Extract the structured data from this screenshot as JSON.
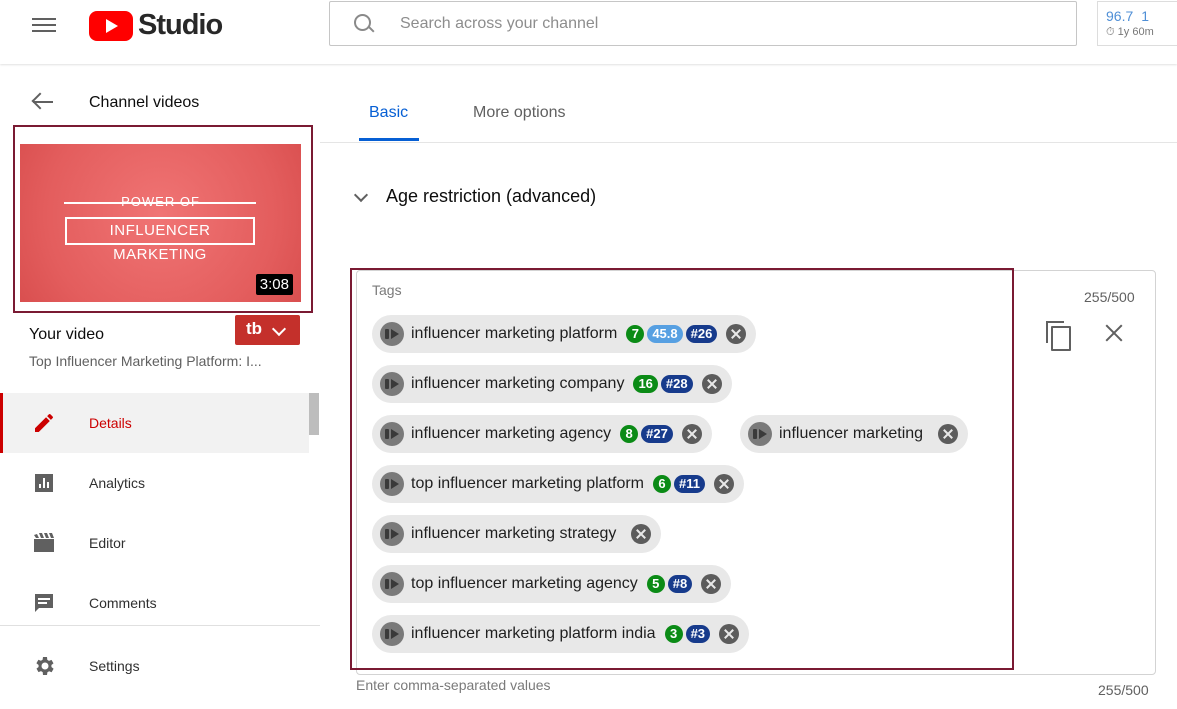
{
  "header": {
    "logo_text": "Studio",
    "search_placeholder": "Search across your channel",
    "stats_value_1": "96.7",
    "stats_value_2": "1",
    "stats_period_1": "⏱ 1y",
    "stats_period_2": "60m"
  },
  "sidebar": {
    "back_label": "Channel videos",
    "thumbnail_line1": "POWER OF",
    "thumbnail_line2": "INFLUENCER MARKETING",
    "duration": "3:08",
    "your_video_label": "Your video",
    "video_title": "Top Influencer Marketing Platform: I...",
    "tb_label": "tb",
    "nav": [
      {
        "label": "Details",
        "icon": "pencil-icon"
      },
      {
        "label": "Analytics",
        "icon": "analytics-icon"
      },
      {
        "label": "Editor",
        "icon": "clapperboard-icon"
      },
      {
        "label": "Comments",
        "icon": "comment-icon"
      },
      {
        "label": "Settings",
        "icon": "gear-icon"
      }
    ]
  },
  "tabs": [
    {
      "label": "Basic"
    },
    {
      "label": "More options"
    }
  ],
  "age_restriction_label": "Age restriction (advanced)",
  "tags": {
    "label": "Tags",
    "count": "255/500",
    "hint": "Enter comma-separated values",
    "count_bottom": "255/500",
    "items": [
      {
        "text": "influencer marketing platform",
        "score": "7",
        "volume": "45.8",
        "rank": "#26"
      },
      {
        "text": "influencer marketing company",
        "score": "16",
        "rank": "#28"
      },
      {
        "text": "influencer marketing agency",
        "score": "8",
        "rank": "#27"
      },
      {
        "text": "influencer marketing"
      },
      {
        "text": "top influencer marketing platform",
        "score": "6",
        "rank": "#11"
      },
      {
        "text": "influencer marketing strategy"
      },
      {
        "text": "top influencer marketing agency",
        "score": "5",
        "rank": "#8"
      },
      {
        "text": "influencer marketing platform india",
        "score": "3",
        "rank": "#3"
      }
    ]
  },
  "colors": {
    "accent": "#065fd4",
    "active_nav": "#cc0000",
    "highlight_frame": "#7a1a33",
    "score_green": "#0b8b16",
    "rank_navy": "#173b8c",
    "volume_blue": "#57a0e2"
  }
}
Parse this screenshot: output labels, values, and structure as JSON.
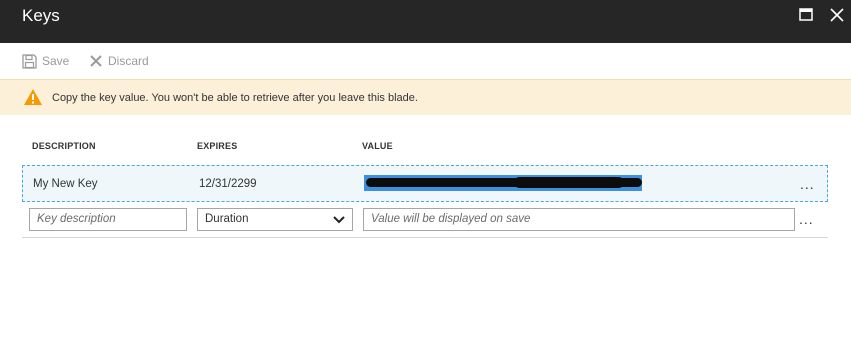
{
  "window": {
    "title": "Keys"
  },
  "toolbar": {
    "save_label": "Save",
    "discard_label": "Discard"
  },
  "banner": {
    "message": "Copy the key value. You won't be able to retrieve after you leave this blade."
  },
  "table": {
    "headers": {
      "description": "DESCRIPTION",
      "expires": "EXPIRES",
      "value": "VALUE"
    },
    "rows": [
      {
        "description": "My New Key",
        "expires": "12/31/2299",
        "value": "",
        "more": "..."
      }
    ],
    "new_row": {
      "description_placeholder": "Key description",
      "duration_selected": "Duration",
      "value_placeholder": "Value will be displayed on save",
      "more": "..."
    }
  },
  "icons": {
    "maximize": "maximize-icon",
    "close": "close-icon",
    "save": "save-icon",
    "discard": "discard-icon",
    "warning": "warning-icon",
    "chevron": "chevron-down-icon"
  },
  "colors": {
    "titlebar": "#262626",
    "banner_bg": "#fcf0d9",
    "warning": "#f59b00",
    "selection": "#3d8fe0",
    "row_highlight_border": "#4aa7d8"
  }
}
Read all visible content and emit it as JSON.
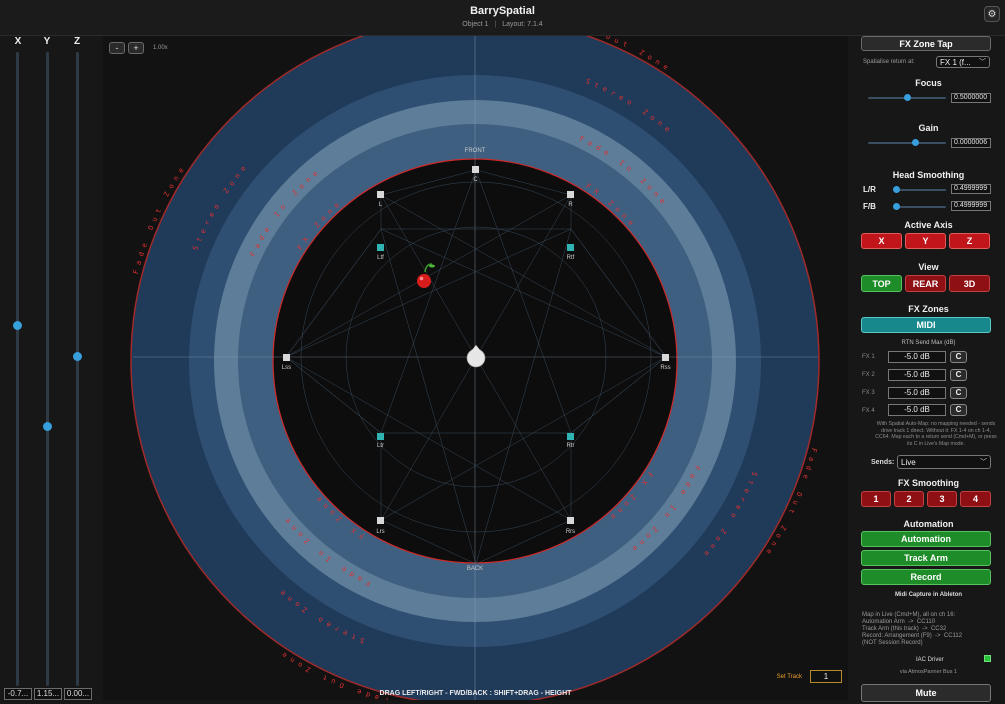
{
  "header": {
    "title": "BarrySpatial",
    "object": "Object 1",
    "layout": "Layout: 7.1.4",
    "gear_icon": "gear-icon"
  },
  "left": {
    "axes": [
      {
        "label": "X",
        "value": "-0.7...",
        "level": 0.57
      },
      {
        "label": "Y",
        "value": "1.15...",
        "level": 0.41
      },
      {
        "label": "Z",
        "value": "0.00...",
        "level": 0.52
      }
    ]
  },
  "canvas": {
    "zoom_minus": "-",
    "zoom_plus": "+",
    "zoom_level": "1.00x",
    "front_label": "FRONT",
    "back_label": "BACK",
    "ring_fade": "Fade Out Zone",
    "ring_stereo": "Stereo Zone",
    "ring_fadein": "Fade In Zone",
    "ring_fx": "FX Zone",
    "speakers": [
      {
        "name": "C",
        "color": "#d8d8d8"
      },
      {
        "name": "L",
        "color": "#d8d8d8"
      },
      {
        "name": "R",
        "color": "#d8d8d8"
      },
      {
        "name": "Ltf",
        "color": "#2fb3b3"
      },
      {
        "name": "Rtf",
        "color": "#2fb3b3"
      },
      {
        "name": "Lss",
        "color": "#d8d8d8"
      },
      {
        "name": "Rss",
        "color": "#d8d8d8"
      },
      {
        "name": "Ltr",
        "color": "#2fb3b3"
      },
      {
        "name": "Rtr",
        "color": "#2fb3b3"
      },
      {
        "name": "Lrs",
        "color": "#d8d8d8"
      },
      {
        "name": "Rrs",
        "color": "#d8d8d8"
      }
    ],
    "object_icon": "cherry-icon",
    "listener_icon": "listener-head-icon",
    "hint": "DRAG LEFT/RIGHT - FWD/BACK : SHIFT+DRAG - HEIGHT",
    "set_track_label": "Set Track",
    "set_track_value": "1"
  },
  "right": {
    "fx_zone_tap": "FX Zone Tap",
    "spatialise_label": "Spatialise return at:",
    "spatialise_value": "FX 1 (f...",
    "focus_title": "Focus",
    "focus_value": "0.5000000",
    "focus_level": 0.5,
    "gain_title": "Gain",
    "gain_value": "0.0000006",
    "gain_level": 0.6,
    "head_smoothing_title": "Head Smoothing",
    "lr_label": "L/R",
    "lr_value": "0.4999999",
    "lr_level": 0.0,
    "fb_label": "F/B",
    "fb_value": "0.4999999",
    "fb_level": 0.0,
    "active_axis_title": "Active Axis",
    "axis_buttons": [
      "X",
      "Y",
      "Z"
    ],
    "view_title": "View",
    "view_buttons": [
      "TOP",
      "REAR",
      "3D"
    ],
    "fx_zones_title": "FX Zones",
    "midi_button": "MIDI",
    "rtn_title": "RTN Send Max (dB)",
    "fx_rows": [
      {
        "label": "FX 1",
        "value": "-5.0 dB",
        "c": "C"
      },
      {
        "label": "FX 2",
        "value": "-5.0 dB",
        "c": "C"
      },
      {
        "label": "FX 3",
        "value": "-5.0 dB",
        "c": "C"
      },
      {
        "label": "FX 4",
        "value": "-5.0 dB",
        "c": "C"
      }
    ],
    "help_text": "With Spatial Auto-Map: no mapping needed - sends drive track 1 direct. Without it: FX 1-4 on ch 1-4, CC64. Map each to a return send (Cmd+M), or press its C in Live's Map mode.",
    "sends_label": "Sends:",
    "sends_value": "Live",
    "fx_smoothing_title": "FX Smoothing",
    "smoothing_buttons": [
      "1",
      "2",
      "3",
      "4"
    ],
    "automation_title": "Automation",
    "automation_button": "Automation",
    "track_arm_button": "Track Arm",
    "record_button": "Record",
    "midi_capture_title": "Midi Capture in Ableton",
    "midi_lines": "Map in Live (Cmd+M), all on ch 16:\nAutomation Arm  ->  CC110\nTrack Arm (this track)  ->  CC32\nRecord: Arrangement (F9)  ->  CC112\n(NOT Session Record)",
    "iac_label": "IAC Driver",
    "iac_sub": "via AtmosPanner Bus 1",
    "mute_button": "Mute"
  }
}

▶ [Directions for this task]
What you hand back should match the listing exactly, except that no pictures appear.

▶ [Result for this exercise]
Extract the structured data from this screenshot as JSON.
{
  "header": {
    "logo_text": "Studio",
    "search_placeholder": "Search across your channel",
    "stats_value_1": "96.7",
    "stats_value_2": "1",
    "stats_period_1": "⏱ 1y",
    "stats_period_2": "60m"
  },
  "sidebar": {
    "back_label": "Channel videos",
    "thumbnail_line1": "POWER OF",
    "thumbnail_line2": "INFLUENCER MARKETING",
    "duration": "3:08",
    "your_video_label": "Your video",
    "video_title": "Top Influencer Marketing Platform: I...",
    "tb_label": "tb",
    "nav": [
      {
        "label": "Details",
        "icon": "pencil-icon"
      },
      {
        "label": "Analytics",
        "icon": "analytics-icon"
      },
      {
        "label": "Editor",
        "icon": "clapperboard-icon"
      },
      {
        "label": "Comments",
        "icon": "comment-icon"
      },
      {
        "label": "Settings",
        "icon": "gear-icon"
      }
    ]
  },
  "tabs": [
    {
      "label": "Basic"
    },
    {
      "label": "More options"
    }
  ],
  "age_restriction_label": "Age restriction (advanced)",
  "tags": {
    "label": "Tags",
    "count": "255/500",
    "hint": "Enter comma-separated values",
    "count_bottom": "255/500",
    "items": [
      {
        "text": "influencer marketing platform",
        "score": "7",
        "volume": "45.8",
        "rank": "#26"
      },
      {
        "text": "influencer marketing company",
        "score": "16",
        "rank": "#28"
      },
      {
        "text": "influencer marketing agency",
        "score": "8",
        "rank": "#27"
      },
      {
        "text": "influencer marketing"
      },
      {
        "text": "top influencer marketing platform",
        "score": "6",
        "rank": "#11"
      },
      {
        "text": "influencer marketing strategy"
      },
      {
        "text": "top influencer marketing agency",
        "score": "5",
        "rank": "#8"
      },
      {
        "text": "influencer marketing platform india",
        "score": "3",
        "rank": "#3"
      }
    ]
  },
  "colors": {
    "accent": "#065fd4",
    "active_nav": "#cc0000",
    "highlight_frame": "#7a1a33",
    "score_green": "#0b8b16",
    "rank_navy": "#173b8c",
    "volume_blue": "#57a0e2"
  }
}
Parse this screenshot: output labels, values, and structure as JSON.
{
  "window": {
    "title": "Keys"
  },
  "toolbar": {
    "save_label": "Save",
    "discard_label": "Discard"
  },
  "banner": {
    "message": "Copy the key value. You won't be able to retrieve after you leave this blade."
  },
  "table": {
    "headers": {
      "description": "DESCRIPTION",
      "expires": "EXPIRES",
      "value": "VALUE"
    },
    "rows": [
      {
        "description": "My New Key",
        "expires": "12/31/2299",
        "value": "",
        "more": "..."
      }
    ],
    "new_row": {
      "description_placeholder": "Key description",
      "duration_selected": "Duration",
      "value_placeholder": "Value will be displayed on save",
      "more": "..."
    }
  },
  "icons": {
    "maximize": "maximize-icon",
    "close": "close-icon",
    "save": "save-icon",
    "discard": "discard-icon",
    "warning": "warning-icon",
    "chevron": "chevron-down-icon"
  },
  "colors": {
    "titlebar": "#262626",
    "banner_bg": "#fcf0d9",
    "warning": "#f59b00",
    "selection": "#3d8fe0",
    "row_highlight_border": "#4aa7d8"
  }
}
Read all visible content and emit it as JSON.
{
  "header": {
    "title": "BarrySpatial",
    "object": "Object 1",
    "layout": "Layout: 7.1.4",
    "gear_icon": "gear-icon"
  },
  "left": {
    "axes": [
      {
        "label": "X",
        "value": "-0.7...",
        "level": 0.57
      },
      {
        "label": "Y",
        "value": "1.15...",
        "level": 0.41
      },
      {
        "label": "Z",
        "value": "0.00...",
        "level": 0.52
      }
    ]
  },
  "canvas": {
    "zoom_minus": "-",
    "zoom_plus": "+",
    "zoom_level": "1.00x",
    "front_label": "FRONT",
    "back_label": "BACK",
    "ring_fade": "Fade Out Zone",
    "ring_stereo": "Stereo Zone",
    "ring_fadein": "Fade In Zone",
    "ring_fx": "FX Zone",
    "speakers": [
      {
        "name": "C",
        "color": "#d8d8d8"
      },
      {
        "name": "L",
        "color": "#d8d8d8"
      },
      {
        "name": "R",
        "color": "#d8d8d8"
      },
      {
        "name": "Ltf",
        "color": "#2fb3b3"
      },
      {
        "name": "Rtf",
        "color": "#2fb3b3"
      },
      {
        "name": "Lss",
        "color": "#d8d8d8"
      },
      {
        "name": "Rss",
        "color": "#d8d8d8"
      },
      {
        "name": "Ltr",
        "color": "#2fb3b3"
      },
      {
        "name": "Rtr",
        "color": "#2fb3b3"
      },
      {
        "name": "Lrs",
        "color": "#d8d8d8"
      },
      {
        "name": "Rrs",
        "color": "#d8d8d8"
      }
    ],
    "object_icon": "cherry-icon",
    "listener_icon": "listener-head-icon",
    "hint": "DRAG LEFT/RIGHT - FWD/BACK : SHIFT+DRAG - HEIGHT",
    "set_track_label": "Set Track",
    "set_track_value": "1"
  },
  "right": {
    "fx_zone_tap": "FX Zone Tap",
    "spatialise_label": "Spatialise return at:",
    "spatialise_value": "FX 1 (f...",
    "focus_title": "Focus",
    "focus_value": "0.5000000",
    "focus_level": 0.5,
    "gain_title": "Gain",
    "gain_value": "0.0000006",
    "gain_level": 0.6,
    "head_smoothing_title": "Head Smoothing",
    "lr_label": "L/R",
    "lr_value": "0.4999999",
    "lr_level": 0.0,
    "fb_label": "F/B",
    "fb_value": "0.4999999",
    "fb_level": 0.0,
    "active_axis_title": "Active Axis",
    "axis_buttons": [
      "X",
      "Y",
      "Z"
    ],
    "view_title": "View",
    "view_buttons": [
      "TOP",
      "REAR",
      "3D"
    ],
    "fx_zones_title": "FX Zones",
    "midi_button": "MIDI",
    "rtn_title": "RTN Send Max (dB)",
    "fx_rows": [
      {
        "label": "FX 1",
        "value": "-5.0 dB",
        "c": "C"
      },
      {
        "label": "FX 2",
        "value": "-5.0 dB",
        "c": "C"
      },
      {
        "label": "FX 3",
        "value": "-5.0 dB",
        "c": "C"
      },
      {
        "label": "FX 4",
        "value": "-5.0 dB",
        "c": "C"
      }
    ],
    "help_text": "With Spatial Auto-Map: no mapping needed - sends drive track 1 direct. Without it: FX 1-4 on ch 1-4, CC64. Map each to a return send (Cmd+M), or press its C in Live's Map mode.",
    "sends_label": "Sends:",
    "sends_value": "Live",
    "fx_smoothing_title": "FX Smoothing",
    "smoothing_buttons": [
      "1",
      "2",
      "3",
      "4"
    ],
    "automation_title": "Automation",
    "automation_button": "Automation",
    "track_arm_button": "Track Arm",
    "record_button": "Record",
    "midi_capture_title": "Midi Capture in Ableton",
    "midi_lines": "Map in Live (Cmd+M), all on ch 16:\nAutomation Arm  ->  CC110\nTrack Arm (this track)  ->  CC32\nRecord: Arrangement (F9)  ->  CC112\n(NOT Session Record)",
    "iac_label": "IAC Driver",
    "iac_sub": "via AtmosPanner Bus 1",
    "mute_button": "Mute"
  }
}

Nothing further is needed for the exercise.